● Task objective: Set down each entry as it stands. Skip the pictures.

● Data section:
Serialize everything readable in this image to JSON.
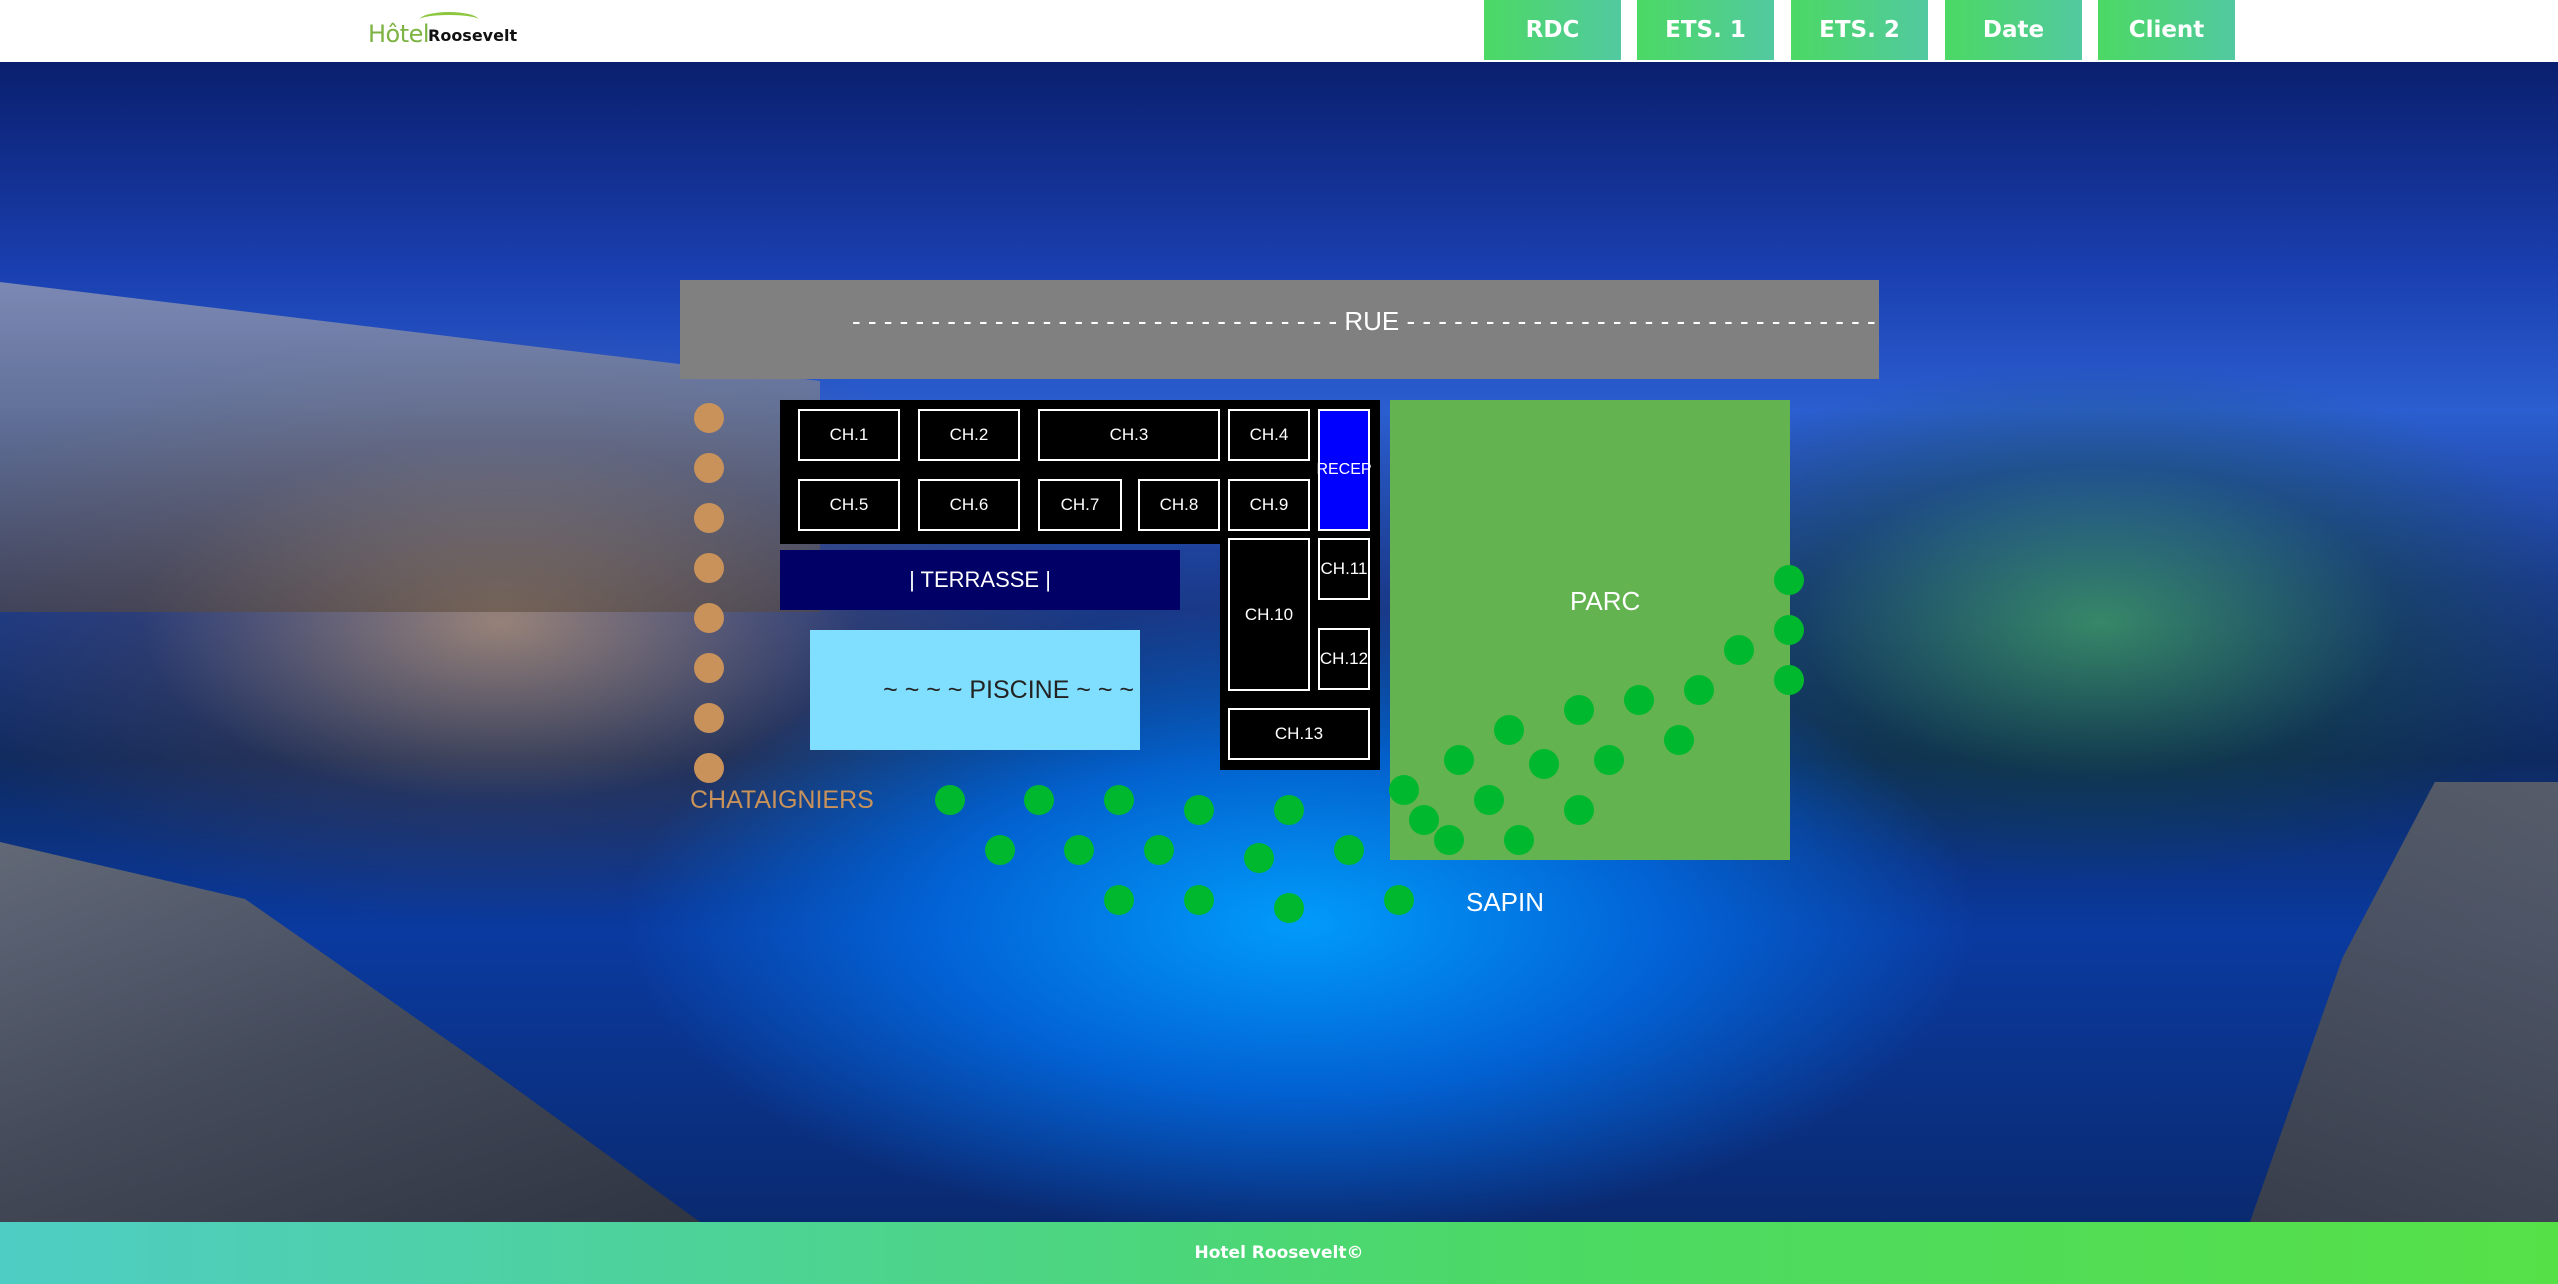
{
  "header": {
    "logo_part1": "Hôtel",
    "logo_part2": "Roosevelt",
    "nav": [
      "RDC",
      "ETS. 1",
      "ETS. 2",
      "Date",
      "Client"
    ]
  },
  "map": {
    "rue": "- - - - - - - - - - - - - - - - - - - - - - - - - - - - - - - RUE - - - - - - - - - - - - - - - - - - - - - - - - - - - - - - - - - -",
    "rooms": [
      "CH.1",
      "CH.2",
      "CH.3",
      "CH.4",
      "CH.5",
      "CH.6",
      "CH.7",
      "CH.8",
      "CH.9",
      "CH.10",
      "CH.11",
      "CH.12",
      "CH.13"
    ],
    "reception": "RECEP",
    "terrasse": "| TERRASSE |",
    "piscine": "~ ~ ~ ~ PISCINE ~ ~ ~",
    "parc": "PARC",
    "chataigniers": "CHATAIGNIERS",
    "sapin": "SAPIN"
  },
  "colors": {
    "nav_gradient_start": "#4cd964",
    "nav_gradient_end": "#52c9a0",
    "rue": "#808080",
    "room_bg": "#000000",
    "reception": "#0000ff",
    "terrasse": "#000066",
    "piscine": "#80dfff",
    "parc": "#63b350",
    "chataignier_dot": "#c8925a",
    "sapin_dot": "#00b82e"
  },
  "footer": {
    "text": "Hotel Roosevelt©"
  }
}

● Exercise output:
Serialize everything readable in this image to JSON.
{
  "header": {
    "logo_part1": "Hôtel",
    "logo_part2": "Roosevelt",
    "nav": [
      "RDC",
      "ETS. 1",
      "ETS. 2",
      "Date",
      "Client"
    ]
  },
  "map": {
    "rue": "- - - - - - - - - - - - - - - - - - - - - - - - - - - - - - - RUE - - - - - - - - - - - - - - - - - - - - - - - - - - - - - - - - - -",
    "rooms": [
      "CH.1",
      "CH.2",
      "CH.3",
      "CH.4",
      "CH.5",
      "CH.6",
      "CH.7",
      "CH.8",
      "CH.9",
      "CH.10",
      "CH.11",
      "CH.12",
      "CH.13"
    ],
    "reception": "RECEP",
    "terrasse": "| TERRASSE |",
    "piscine": "~ ~ ~ ~ PISCINE ~ ~ ~",
    "parc": "PARC",
    "chataigniers": "CHATAIGNIERS",
    "sapin": "SAPIN"
  },
  "colors": {
    "nav_gradient_start": "#4cd964",
    "nav_gradient_end": "#52c9a0",
    "rue": "#808080",
    "room_bg": "#000000",
    "reception": "#0000ff",
    "terrasse": "#000066",
    "piscine": "#80dfff",
    "parc": "#63b350",
    "chataignier_dot": "#c8925a",
    "sapin_dot": "#00b82e"
  },
  "footer": {
    "text": "Hotel Roosevelt©"
  }
}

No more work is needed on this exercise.